• Assignment:
Search the records that follow and extract every line containing the string "shade".

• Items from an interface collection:
_ _ _ _
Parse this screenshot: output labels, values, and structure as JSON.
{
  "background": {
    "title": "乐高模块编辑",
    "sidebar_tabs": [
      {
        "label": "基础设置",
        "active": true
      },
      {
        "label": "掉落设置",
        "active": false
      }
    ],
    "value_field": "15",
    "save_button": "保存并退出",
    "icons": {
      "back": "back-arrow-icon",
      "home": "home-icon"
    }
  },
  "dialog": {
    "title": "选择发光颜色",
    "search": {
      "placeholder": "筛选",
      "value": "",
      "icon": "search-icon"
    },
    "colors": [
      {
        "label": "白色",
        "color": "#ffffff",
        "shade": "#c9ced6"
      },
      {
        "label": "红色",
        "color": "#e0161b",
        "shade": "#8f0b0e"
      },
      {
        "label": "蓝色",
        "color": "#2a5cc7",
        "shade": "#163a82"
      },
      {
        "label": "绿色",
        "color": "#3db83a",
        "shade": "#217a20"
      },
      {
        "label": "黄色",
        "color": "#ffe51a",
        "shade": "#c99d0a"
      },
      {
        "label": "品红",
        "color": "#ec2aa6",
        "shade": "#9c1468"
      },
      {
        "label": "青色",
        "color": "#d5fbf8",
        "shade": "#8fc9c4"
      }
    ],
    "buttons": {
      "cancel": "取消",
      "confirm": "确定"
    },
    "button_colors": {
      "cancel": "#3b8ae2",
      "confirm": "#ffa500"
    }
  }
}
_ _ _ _
• Solved problem:
        "shade": "#c9ced6"
        "shade": "#8f0b0e"
        "shade": "#163a82"
        "shade": "#217a20"
        "shade": "#c99d0a"
        "shade": "#9c1468"
        "shade": "#8fc9c4"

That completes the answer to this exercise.